Alarmed by the Soviet move into Afghanistan, we are now frantically rushing to fill the power vacuum in the Persian Gulf area that we failed to fill when the British withdrew in 1971. At that time we recklessly turned over the defense of the area to the shah with the understanding that we would stay out. That decision was made in the name of the "Nixon Doctrine," which events have now shown to be a dangerous fatuity; for, if we have learned anything from the drama of the year just past, it is that we cannot secure the protection of a strategic region by entrusting its defense to a local ruler whom we then overload with sophisticated weapons. We do not strengthen that ruler's military clout by indulging his passion for elegant hardware; we are more likely to inflate his imperial pretensions and hasten the demise of his regime.

Thus the clear lesson of our searing experience in Iran is that we ourselves must provide the defense of those strategic outposts that are unquestionably vital to our interests. To do that, we must build up our combat and logistic resources.

Our present stringency is dramatically illustrated in the Western Pacific.

The Seventh Fleet's two carriers have been redeployed to the Indian Ocean, so for the first time in many years there has been no carrier patrolling the waters around Japan and Korea -- even at a time when the current political uncertainty in Seoul might inspire the North Korean leader, Kim II Sung, to another invasion.

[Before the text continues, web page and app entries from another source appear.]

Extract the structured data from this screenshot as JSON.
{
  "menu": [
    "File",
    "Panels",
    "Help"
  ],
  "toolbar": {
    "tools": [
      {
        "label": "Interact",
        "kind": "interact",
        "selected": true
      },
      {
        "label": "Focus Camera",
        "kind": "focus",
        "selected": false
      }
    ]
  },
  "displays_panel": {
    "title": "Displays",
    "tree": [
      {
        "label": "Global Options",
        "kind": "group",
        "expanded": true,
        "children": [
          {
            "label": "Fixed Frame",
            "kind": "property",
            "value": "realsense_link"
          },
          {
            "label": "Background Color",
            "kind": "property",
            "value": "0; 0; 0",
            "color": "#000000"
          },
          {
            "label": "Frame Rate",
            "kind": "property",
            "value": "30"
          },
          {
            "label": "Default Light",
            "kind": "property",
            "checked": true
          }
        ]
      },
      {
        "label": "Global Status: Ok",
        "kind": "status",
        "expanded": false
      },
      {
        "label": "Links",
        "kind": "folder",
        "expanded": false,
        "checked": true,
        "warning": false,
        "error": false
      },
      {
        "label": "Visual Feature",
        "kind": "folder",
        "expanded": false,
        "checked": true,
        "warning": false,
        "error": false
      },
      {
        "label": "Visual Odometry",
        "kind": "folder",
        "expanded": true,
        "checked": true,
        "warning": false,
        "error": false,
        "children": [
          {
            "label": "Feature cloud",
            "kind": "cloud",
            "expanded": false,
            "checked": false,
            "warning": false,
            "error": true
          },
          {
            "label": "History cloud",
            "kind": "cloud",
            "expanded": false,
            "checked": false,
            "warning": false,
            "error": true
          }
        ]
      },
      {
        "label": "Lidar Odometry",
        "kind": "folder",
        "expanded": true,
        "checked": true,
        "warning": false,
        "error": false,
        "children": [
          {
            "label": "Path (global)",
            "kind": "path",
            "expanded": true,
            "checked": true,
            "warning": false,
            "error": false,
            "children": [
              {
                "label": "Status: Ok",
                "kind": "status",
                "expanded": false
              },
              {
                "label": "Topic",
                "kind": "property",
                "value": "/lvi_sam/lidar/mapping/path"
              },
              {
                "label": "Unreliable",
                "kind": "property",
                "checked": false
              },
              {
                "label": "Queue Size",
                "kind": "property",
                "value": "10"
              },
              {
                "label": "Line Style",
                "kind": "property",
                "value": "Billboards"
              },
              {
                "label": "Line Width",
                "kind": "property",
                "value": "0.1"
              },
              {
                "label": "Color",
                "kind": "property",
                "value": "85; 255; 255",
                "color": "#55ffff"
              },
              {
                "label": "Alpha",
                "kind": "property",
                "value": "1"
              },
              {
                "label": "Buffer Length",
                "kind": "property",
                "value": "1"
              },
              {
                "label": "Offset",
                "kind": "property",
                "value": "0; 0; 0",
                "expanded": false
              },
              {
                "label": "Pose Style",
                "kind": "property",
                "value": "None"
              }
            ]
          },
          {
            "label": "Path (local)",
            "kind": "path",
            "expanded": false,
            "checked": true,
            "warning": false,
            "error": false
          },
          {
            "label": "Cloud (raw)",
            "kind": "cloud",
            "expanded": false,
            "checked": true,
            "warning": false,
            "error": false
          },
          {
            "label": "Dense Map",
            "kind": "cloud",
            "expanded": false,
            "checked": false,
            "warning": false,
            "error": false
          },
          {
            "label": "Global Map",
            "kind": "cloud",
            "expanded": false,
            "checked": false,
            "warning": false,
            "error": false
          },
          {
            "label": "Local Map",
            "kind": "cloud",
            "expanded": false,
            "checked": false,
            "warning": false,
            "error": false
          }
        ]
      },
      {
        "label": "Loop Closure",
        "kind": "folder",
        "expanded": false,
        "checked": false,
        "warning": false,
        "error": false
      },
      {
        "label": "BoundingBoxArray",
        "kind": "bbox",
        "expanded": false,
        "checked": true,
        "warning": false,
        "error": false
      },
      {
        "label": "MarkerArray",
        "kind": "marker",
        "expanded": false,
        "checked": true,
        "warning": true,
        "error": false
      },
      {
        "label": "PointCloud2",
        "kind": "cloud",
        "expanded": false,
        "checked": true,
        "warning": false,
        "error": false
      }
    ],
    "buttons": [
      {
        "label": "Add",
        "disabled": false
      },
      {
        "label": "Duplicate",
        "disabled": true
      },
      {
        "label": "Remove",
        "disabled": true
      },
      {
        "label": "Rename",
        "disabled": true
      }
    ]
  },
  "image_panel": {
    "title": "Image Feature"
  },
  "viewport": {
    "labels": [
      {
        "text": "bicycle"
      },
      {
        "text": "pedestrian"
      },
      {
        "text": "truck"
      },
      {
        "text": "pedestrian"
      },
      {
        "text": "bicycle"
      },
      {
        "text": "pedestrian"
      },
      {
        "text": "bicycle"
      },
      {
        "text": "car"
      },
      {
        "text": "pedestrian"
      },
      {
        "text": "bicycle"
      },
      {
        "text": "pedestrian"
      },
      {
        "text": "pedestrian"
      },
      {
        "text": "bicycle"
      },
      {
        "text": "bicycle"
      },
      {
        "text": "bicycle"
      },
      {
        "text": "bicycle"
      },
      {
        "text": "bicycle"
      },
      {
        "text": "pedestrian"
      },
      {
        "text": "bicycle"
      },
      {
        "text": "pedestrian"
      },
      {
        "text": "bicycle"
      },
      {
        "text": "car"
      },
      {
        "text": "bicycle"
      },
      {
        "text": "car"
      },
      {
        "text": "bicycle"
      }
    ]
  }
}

We are caught in an awkward strategic conjunction. If the Soviets continue their aggressive adventures, we must have a capability for quick response that requires some pre-positioning of force in critical areas. Since small countries are now wary of granting forward bases, the emphasis is on floating air fields in the form of carriers. But while the Soviet Union has for the past decade been expanding its naval reach, the United States has dangerously curtailed the number of ships and personnel at its command.

Since we now know that we cannot depend on local powers for effective regional defense, we should try to share more of the burden with our industrialized allies -- and particularly with Japan, where the disparity in relative defense efforts is becoming increasingly exasperating as Japanese industries steadily enlarge their share of American market. Someone should tell Japan that its present happy situation cannot continue -- that, increasingly, public awareness of our mounting defense burden will inflame the already formidable agitation for protection against Japanese products.

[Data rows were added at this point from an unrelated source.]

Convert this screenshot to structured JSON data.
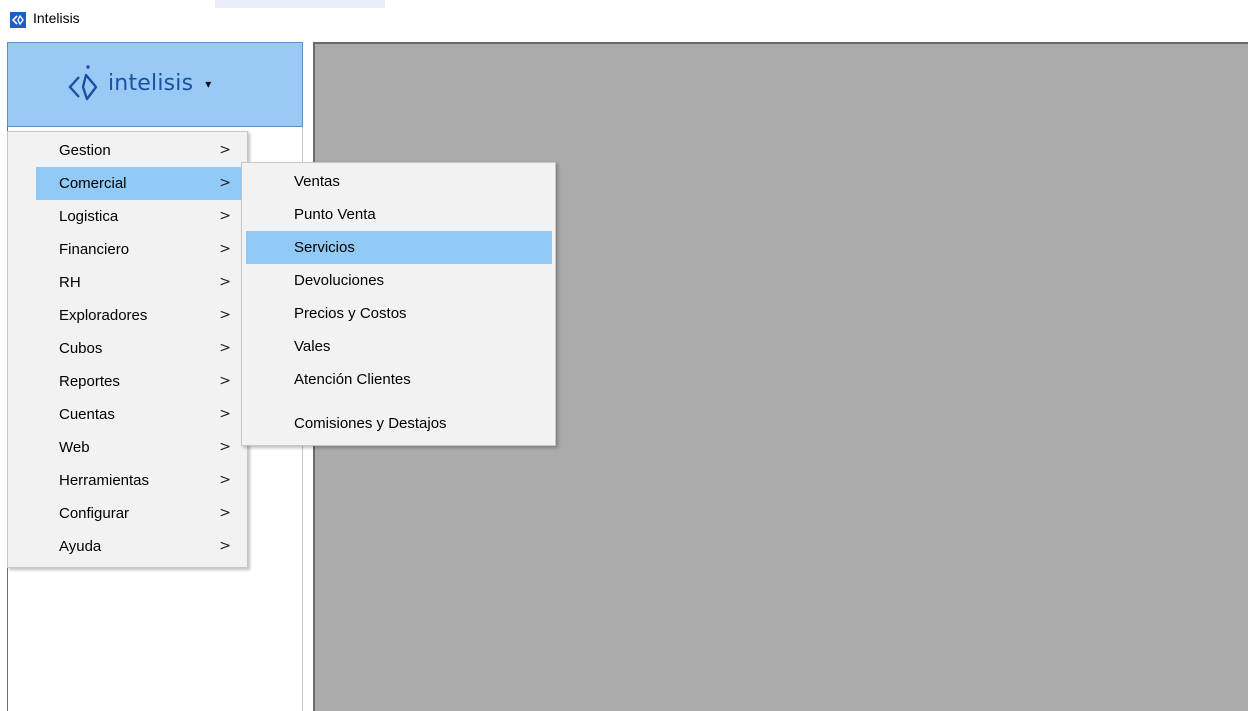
{
  "window": {
    "title": "Intelisis"
  },
  "logo": {
    "text": "intelisis",
    "dropdown_glyph": "▾",
    "icon": "intelisis-logo-icon"
  },
  "main_menu": {
    "items": [
      {
        "label": "Gestion",
        "arrow": ">"
      },
      {
        "label": "Comercial",
        "arrow": ">",
        "highlighted": true
      },
      {
        "label": "Logistica",
        "arrow": ">"
      },
      {
        "label": "Financiero",
        "arrow": ">"
      },
      {
        "label": "RH",
        "arrow": ">"
      },
      {
        "label": "Exploradores",
        "arrow": ">"
      },
      {
        "label": "Cubos",
        "arrow": ">"
      },
      {
        "label": "Reportes",
        "arrow": ">"
      },
      {
        "label": "Cuentas",
        "arrow": ">"
      },
      {
        "label": "Web",
        "arrow": ">"
      },
      {
        "label": "Herramientas",
        "arrow": ">"
      },
      {
        "label": "Configurar",
        "arrow": ">"
      },
      {
        "label": "Ayuda",
        "arrow": ">"
      }
    ]
  },
  "sub_menu": {
    "items": [
      {
        "label": "Ventas"
      },
      {
        "label": "Punto Venta"
      },
      {
        "label": "Servicios",
        "highlighted": true
      },
      {
        "label": "Devoluciones"
      },
      {
        "label": "Precios y Costos"
      },
      {
        "label": "Vales"
      },
      {
        "label": "Atención Clientes"
      },
      {
        "label": "Comisiones y Destajos"
      }
    ]
  },
  "colors": {
    "highlight": "#91c9f7",
    "logo_bg": "#99c9f5",
    "workspace": "#ababab",
    "brand": "#1f4ea3"
  }
}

Today the United States spends 6 percent of its gross national product on defense; Japan spends only 1.1 percent. Sensitive to the tender memories of other Asian nations, our government has never encouraged Japan to build a large defense establishment. But even without expanding its own armed forces, Japan could contribute more to the common defense.

Let us suppose that the Japanese construct two large carriers. They now have excess merchantship building capacity, which presumably could be expanded and adapted for the construction of carriers, and they would benefit by obtaining our carrier technology. Japan would, on completing the carriers, turn them over to the United States under a lend-lease agreement of the kind used effectively during World War II, when we and our allies pooled our efforts to resist a common enemy: Britain contributed its soldiers and sailors to fight the Nazis; the United States provided the supplies and equipment used in the common struggle. Once victory was achieved, the lend-lease equipment still extant was either returned to America or acquired by Britian through financial settlement.

Though the exact terms of an arrangement with Japan would have to be negotiated, its broad lines are easy to envisage. By providing two carriers, Japan could be assured that one would be constantly on station for the defense of Japan, Korea and the neighboring Pacific area; only with Japanese approval would it be deployed elsewhere -- perhaps to the Indian Ocean to guard the tanker lanes that are Japan's lifeline.

Though both carriers would remain under United States command and control, they would be returned to Japan whenever the Japanese declared the intention to assume full reponsibility for the common defense of the area or both parties agreed that the carriers were no longer needed.

I mention carriers only to show how the lend-lease concept could be utilized to narrow the disparity in the defense burden between Japan and the United States. The total cost of two carriers -- roughly $4 billon -- would, when spread over three years, increase the defense share of Japan's GNP by merely 0.3 percent. Though that, of course, would only modestly reduce the disparity with America, there could obviously be other applications -- including, for example, support ships for the carriers -- once the principle of pooling resources was established.

Meanwhile, we should use the present moment of shared anxiety to inject that principle into our relations with Japan -- and we should do it promptly. If the Japanese continue to enjoy their current unfair advantage, Americans will grow increasingly resentful as our own defense burden increases and our economy slows down. That will not be good for either country.

It is time for the Japanese government to awake and respond; it has had a free ride too long.